WORK ITEM: Write each line exactly, from the line that holds "Give me the" through the final line of the material, and no other line.

####

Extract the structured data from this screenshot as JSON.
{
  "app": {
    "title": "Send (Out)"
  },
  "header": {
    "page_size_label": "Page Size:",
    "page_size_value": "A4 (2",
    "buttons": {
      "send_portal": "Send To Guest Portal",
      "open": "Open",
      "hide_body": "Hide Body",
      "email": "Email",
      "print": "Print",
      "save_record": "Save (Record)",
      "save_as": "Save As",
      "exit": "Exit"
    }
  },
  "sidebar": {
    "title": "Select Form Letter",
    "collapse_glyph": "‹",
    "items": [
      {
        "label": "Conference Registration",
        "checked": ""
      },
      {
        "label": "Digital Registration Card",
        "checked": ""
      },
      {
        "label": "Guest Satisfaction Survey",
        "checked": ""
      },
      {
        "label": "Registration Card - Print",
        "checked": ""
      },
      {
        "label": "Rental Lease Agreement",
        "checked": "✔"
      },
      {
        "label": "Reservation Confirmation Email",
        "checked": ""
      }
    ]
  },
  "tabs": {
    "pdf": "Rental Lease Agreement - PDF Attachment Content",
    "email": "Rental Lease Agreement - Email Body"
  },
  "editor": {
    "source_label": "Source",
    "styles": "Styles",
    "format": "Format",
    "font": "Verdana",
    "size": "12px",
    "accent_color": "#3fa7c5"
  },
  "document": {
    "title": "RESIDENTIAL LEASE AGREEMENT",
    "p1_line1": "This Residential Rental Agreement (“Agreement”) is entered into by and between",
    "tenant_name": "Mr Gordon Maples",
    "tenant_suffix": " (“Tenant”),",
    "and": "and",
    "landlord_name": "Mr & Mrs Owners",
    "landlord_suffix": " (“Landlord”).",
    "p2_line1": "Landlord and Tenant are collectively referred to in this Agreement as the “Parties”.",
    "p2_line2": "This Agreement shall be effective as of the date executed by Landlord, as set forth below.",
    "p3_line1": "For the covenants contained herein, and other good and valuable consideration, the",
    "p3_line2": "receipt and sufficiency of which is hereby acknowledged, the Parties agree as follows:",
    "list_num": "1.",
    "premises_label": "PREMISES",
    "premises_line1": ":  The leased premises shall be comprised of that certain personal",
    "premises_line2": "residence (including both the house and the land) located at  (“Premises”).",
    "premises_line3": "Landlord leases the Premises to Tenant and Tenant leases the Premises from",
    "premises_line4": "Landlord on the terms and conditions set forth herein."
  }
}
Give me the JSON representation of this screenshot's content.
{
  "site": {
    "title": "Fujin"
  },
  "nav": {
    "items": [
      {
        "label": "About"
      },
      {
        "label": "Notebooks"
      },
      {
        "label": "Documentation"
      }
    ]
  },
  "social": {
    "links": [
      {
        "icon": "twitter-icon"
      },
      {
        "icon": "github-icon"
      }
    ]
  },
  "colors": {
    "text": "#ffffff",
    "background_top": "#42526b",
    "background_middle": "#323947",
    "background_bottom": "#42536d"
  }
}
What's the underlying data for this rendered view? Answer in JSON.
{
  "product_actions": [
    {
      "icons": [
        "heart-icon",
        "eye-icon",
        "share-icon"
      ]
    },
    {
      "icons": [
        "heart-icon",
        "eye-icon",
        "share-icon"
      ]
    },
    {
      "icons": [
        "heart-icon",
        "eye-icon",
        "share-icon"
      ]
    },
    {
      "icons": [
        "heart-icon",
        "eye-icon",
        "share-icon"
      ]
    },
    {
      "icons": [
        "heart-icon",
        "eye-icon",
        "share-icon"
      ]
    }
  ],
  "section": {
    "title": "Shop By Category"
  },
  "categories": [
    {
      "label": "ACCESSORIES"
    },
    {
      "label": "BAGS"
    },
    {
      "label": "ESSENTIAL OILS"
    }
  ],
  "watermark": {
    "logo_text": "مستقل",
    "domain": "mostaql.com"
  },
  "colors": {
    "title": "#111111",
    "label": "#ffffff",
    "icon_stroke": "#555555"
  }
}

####

TASK RESULT:
Give me the JSON representation of this screenshot's content.
{
  "site": {
    "title": "Fujin"
  },
  "nav": {
    "items": [
      {
        "label": "About"
      },
      {
        "label": "Notebooks"
      },
      {
        "label": "Documentation"
      }
    ]
  },
  "social": {
    "links": [
      {
        "icon": "twitter-icon"
      },
      {
        "icon": "github-icon"
      }
    ]
  },
  "colors": {
    "text": "#ffffff",
    "background_top": "#42526b",
    "background_middle": "#323947",
    "background_bottom": "#42536d"
  }
}
What's the underlying data for this rendered view? Answer in JSON.
{
  "product_actions": [
    {
      "icons": [
        "heart-icon",
        "eye-icon",
        "share-icon"
      ]
    },
    {
      "icons": [
        "heart-icon",
        "eye-icon",
        "share-icon"
      ]
    },
    {
      "icons": [
        "heart-icon",
        "eye-icon",
        "share-icon"
      ]
    },
    {
      "icons": [
        "heart-icon",
        "eye-icon",
        "share-icon"
      ]
    },
    {
      "icons": [
        "heart-icon",
        "eye-icon",
        "share-icon"
      ]
    }
  ],
  "section": {
    "title": "Shop By Category"
  },
  "categories": [
    {
      "label": "ACCESSORIES"
    },
    {
      "label": "BAGS"
    },
    {
      "label": "ESSENTIAL OILS"
    }
  ],
  "watermark": {
    "logo_text": "مستقل",
    "domain": "mostaql.com"
  },
  "colors": {
    "title": "#111111",
    "label": "#ffffff",
    "icon_stroke": "#555555"
  }
}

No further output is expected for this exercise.